Christmas is not always merry for LGBTQ youth, says Saskatoon psychiatrist
How to support your LGBTQ children during the holiday season
Christmas cheer can be found even during a pandemic, but for LGBTQ youth the holidays don't always bring comfort and joy.
Saskatoon psychiatrist Dr. Sara Dungavell, who works with youth, said there are many challenges LGBTQ youth face when isolated at home.
"Families can be wonderful and loving supporting places, but they can also be quite challenging places," Dungavell said.
"Most LGBTQ youth don't have parents who are also in the LGBTQ community. And often parents don't know how to be supportive to their youngsters. So a lot of their identity and their support can sometimes come from friends and social groups, and those have been severely limited since the pandemic started."
Studies show that being part of an understanding community can decrease the risk of suicide among youths.
According to the Centre For Suicide Prevention, lesbian, gay and bisexual youth are more at risk for suicide than their straight peers. They are five times more likely to contemplate suicide and seven times more likely to attempt suicide, the centre says.
A study by Trans Pulse says the risk is even higher for transgender people.

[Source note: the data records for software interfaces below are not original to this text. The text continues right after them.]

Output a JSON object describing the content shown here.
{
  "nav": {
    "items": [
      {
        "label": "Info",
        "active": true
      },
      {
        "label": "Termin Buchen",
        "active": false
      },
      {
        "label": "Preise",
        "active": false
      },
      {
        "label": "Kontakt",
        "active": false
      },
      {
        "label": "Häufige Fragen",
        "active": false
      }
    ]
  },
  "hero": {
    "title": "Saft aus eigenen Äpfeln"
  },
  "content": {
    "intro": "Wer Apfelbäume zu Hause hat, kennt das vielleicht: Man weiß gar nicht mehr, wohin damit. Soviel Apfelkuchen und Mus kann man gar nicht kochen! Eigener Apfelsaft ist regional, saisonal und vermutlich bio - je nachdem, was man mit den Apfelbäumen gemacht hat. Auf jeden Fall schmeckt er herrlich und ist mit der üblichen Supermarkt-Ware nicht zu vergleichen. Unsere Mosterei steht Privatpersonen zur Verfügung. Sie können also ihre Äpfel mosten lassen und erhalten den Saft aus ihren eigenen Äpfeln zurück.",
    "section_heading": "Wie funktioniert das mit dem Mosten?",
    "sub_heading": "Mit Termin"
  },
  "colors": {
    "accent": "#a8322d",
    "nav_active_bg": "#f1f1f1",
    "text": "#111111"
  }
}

"With the holidays and all the emphasis on love, and togetherness and family, when their families don't know how to be supportive it can be very isolating and very sad and very challenging for those youngsters," Dungavell said.
Studies have also shown supportive parents can help.

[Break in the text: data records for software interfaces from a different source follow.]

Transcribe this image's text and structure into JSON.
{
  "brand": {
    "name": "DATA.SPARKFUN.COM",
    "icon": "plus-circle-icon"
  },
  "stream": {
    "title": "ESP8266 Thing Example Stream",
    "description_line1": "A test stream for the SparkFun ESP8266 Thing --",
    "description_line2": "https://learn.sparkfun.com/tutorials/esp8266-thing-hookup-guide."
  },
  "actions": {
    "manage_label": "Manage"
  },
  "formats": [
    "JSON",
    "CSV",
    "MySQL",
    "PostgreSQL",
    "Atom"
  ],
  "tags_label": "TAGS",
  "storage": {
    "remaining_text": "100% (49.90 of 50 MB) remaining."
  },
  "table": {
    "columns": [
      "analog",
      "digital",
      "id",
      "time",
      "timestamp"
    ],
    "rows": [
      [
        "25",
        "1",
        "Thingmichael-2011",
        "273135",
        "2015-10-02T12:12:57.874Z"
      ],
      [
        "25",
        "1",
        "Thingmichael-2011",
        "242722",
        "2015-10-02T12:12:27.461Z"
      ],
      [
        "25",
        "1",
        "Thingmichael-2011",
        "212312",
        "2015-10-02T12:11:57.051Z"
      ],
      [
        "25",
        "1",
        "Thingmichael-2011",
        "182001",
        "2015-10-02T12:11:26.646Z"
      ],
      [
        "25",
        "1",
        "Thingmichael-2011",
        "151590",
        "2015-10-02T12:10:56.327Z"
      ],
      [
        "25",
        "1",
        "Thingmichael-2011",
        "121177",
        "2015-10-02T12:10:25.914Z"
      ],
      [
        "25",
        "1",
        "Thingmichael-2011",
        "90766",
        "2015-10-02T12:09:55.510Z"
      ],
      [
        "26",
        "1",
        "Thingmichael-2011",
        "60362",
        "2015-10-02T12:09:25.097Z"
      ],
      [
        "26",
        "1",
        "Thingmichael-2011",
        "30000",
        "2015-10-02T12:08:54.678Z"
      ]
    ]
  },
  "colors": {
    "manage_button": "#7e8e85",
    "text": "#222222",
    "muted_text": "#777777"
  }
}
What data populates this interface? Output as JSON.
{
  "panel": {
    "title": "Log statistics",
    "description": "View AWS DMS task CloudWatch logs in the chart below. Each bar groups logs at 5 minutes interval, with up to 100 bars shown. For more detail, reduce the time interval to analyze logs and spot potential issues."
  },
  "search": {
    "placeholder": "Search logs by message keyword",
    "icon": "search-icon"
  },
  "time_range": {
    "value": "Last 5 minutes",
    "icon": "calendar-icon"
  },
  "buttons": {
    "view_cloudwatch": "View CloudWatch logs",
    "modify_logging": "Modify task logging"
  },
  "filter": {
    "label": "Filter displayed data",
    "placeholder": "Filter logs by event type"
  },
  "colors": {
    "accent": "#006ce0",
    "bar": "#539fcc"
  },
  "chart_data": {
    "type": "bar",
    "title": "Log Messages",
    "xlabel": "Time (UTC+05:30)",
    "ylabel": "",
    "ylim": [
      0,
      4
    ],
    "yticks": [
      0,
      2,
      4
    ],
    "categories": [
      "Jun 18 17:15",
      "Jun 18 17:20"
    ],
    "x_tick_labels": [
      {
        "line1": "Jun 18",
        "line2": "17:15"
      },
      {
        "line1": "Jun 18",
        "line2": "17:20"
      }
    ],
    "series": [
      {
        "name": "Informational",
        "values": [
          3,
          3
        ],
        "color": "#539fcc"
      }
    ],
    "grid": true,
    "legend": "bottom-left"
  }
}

A Trans Pulse study from 2012 showed a 93 per cent reduction in reported suicide attempts for youth who indicated their parents were strongly supportive of their gender identify and expression.
"Being supportive of your youngster is a huge step you can take toward helping them be safer, feel better about themselves and decrease the risk you're going to end up in the ER with them because they want to end their life," Dungavell said.
How to support LGBTQ youth
Dungavell said the best thing a parent can do is show their child support.
"Let them know you accept them for who they are and that you will continue to accept them for who they are regardless who that person ends up being," she said.
This is expressed by using correct pronouns and names, and starting conversations.
If children are resistant to talking, Dungavell suggests having LGBTQ family-friendly media and books with the theme is place, "so they see you're accepting of it."
If parents are nervous about broaching the topic with their children, Dungavell suggests practising in the mirror.
"What matters is your intent. Are you trying to be supportive and are you consistently showing that to your youngster?" Dungavell said.
"The most important takeaway is that you love this youngster."
With files from Saskatoon Morning